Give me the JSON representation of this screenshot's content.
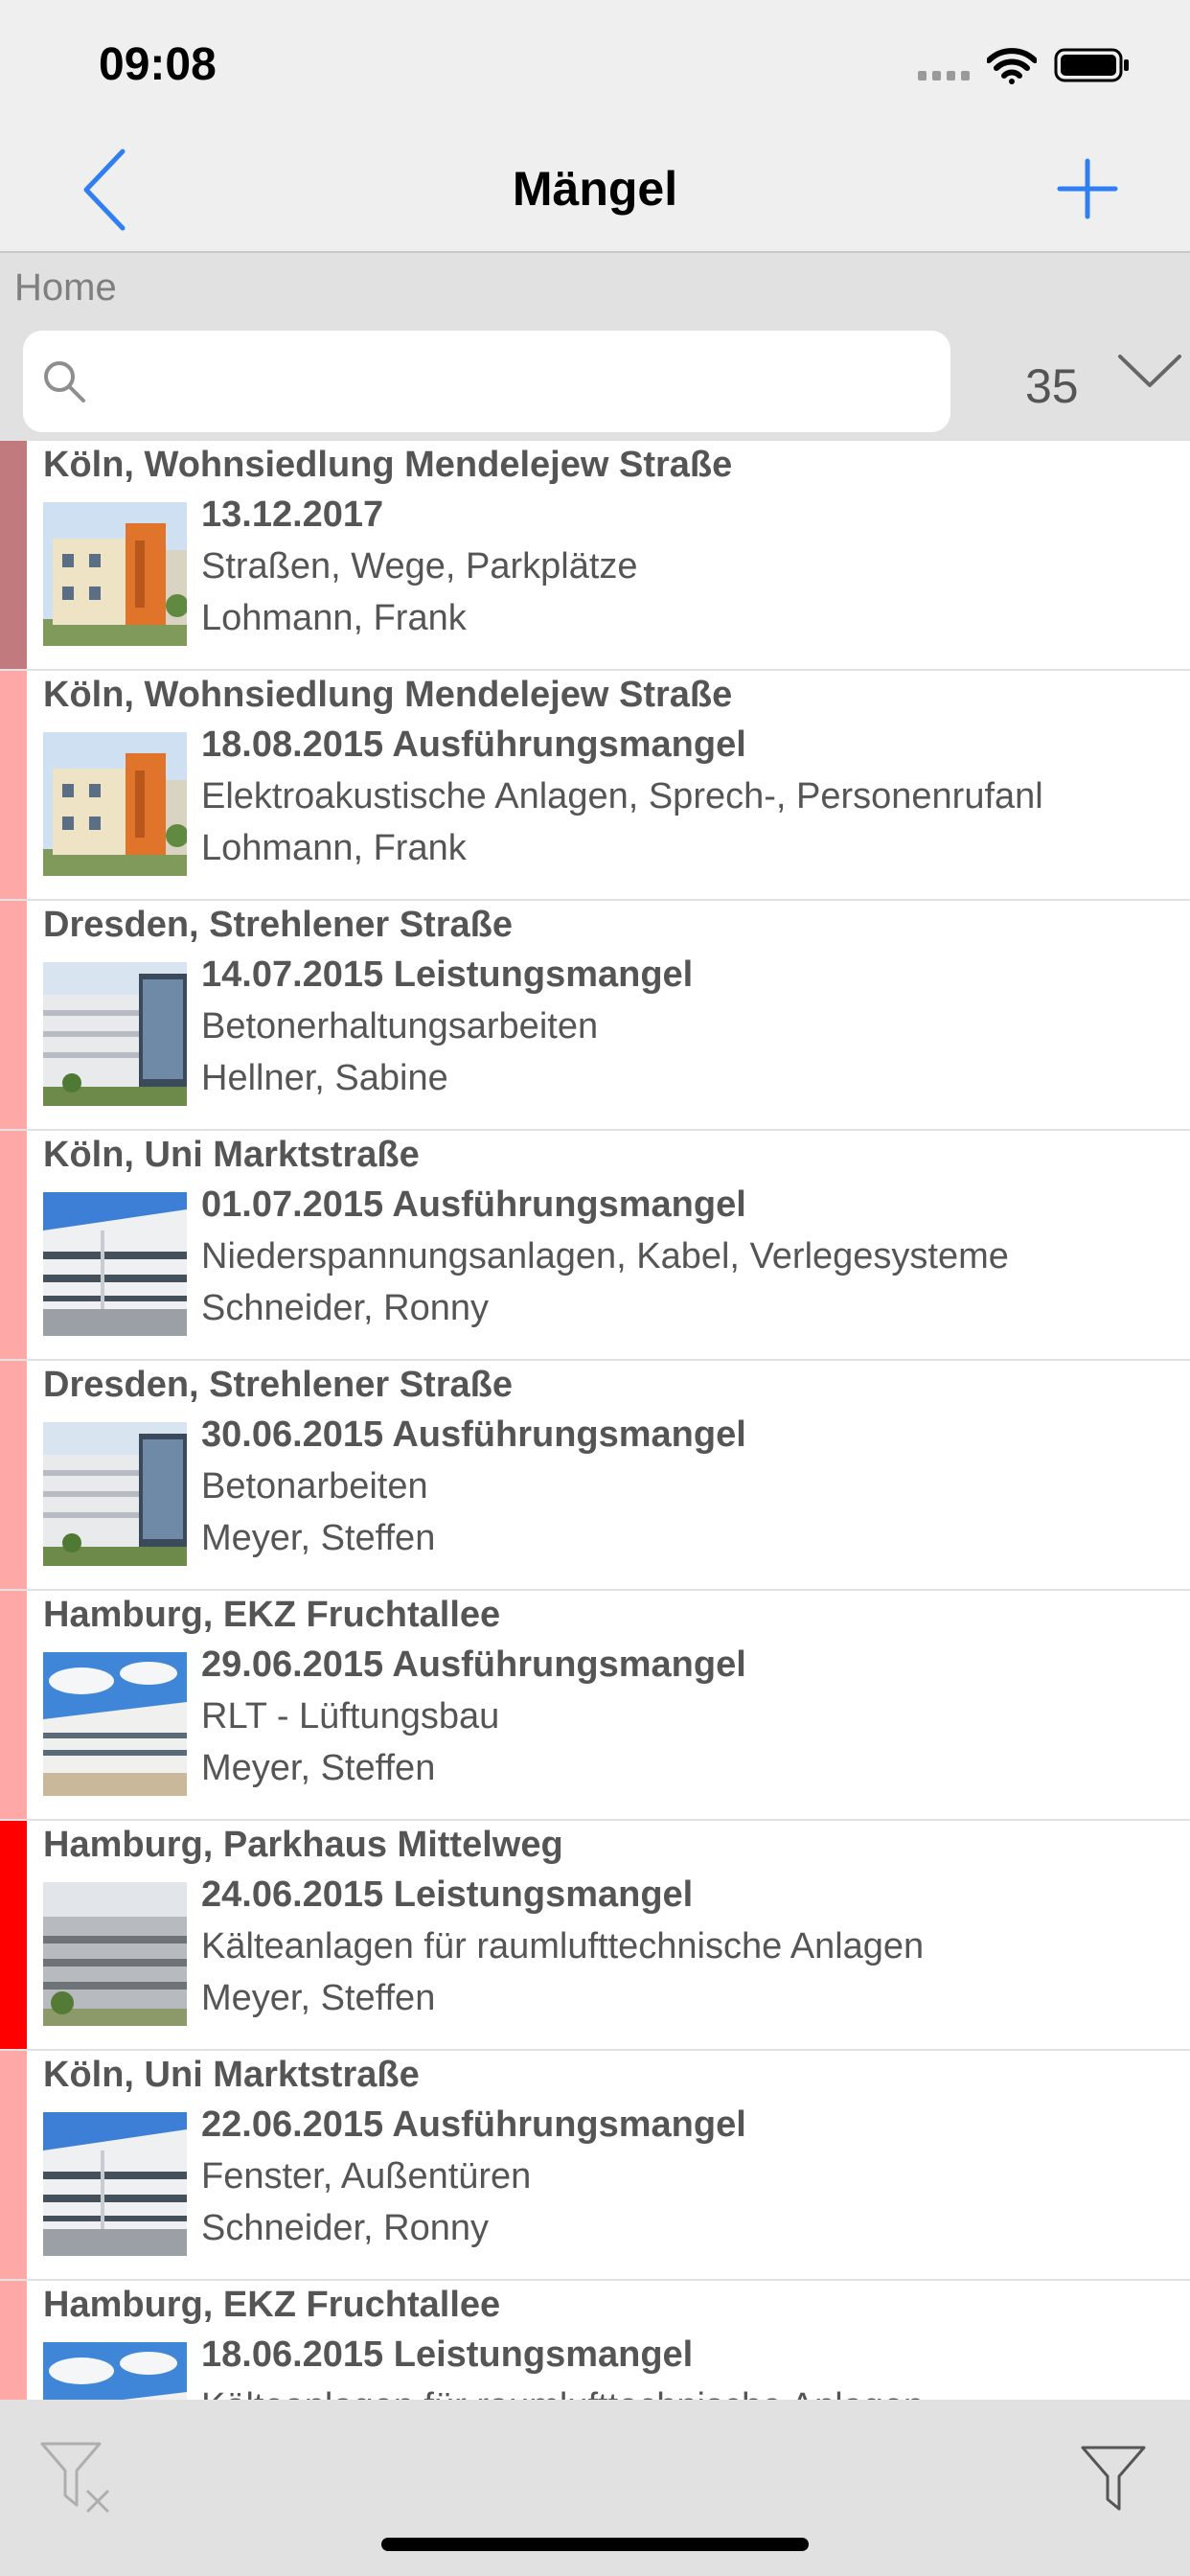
{
  "status_bar": {
    "time": "09:08"
  },
  "navbar": {
    "title": "Mängel",
    "icons": {
      "back": "chevron-left-icon",
      "add": "plus-icon"
    }
  },
  "breadcrumb": "Home",
  "search": {
    "placeholder": "",
    "count": "35",
    "icons": {
      "search": "search-icon",
      "sort": "chevron-down-icon"
    }
  },
  "colors": {
    "accent": "#2f7ff2",
    "priority_dark": "#c17a7e",
    "priority_light": "#ffa8a8",
    "priority_red": "#ff0000"
  },
  "items": [
    {
      "location": "Köln, Wohnsiedlung Mendelejew Straße",
      "date_type": "13.12.2017",
      "trade": "Straßen, Wege, Parkplätze",
      "person": "Lohmann, Frank",
      "priority_color": "#c17a7e",
      "image": "building-orange-photo"
    },
    {
      "location": "Köln, Wohnsiedlung Mendelejew Straße",
      "date_type": "18.08.2015 Ausführungsmangel",
      "trade": "Elektroakustische Anlagen, Sprech-, Personenrufanl",
      "person": "Lohmann, Frank",
      "priority_color": "#ffa8a8",
      "image": "building-orange-photo"
    },
    {
      "location": "Dresden, Strehlener Straße",
      "date_type": "14.07.2015 Leistungsmangel",
      "trade": "Betonerhaltungsarbeiten",
      "person": "Hellner, Sabine",
      "priority_color": "#ffa8a8",
      "image": "office-glass-photo"
    },
    {
      "location": "Köln, Uni Marktstraße",
      "date_type": "01.07.2015 Ausführungsmangel",
      "trade": "Niederspannungsanlagen, Kabel, Verlegesysteme",
      "person": "Schneider, Ronny",
      "priority_color": "#ffa8a8",
      "image": "office-white-photo"
    },
    {
      "location": "Dresden, Strehlener Straße",
      "date_type": "30.06.2015 Ausführungsmangel",
      "trade": "Betonarbeiten",
      "person": "Meyer, Steffen",
      "priority_color": "#ffa8a8",
      "image": "office-glass-photo"
    },
    {
      "location": "Hamburg, EKZ Fruchtallee",
      "date_type": "29.06.2015 Ausführungsmangel",
      "trade": "RLT - Lüftungsbau",
      "person": "Meyer, Steffen",
      "priority_color": "#ffa8a8",
      "image": "mall-sky-photo"
    },
    {
      "location": "Hamburg, Parkhaus Mittelweg",
      "date_type": "24.06.2015 Leistungsmangel",
      "trade": "Kälteanlagen für raumlufttechnische Anlagen",
      "person": "Meyer, Steffen",
      "priority_color": "#ff0000",
      "image": "parking-garage-photo"
    },
    {
      "location": "Köln, Uni Marktstraße",
      "date_type": "22.06.2015 Ausführungsmangel",
      "trade": "Fenster, Außentüren",
      "person": "Schneider, Ronny",
      "priority_color": "#ffa8a8",
      "image": "office-white-photo"
    },
    {
      "location": "Hamburg, EKZ Fruchtallee",
      "date_type": "18.06.2015 Leistungsmangel",
      "trade": "Kälteanlagen für raumlufttechnische Anlagen",
      "person": "",
      "priority_color": "#ffa8a8",
      "image": "mall-sky-photo"
    }
  ],
  "bottom_bar": {
    "icons": {
      "clear_filter": "filter-clear-icon",
      "filter": "filter-icon"
    }
  }
}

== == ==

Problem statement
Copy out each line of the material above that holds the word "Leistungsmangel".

Output for this exercise
      "date_type": "14.07.2015 Leistungsmangel",
      "date_type": "24.06.2015 Leistungsmangel",
      "date_type": "18.06.2015 Leistungsmangel",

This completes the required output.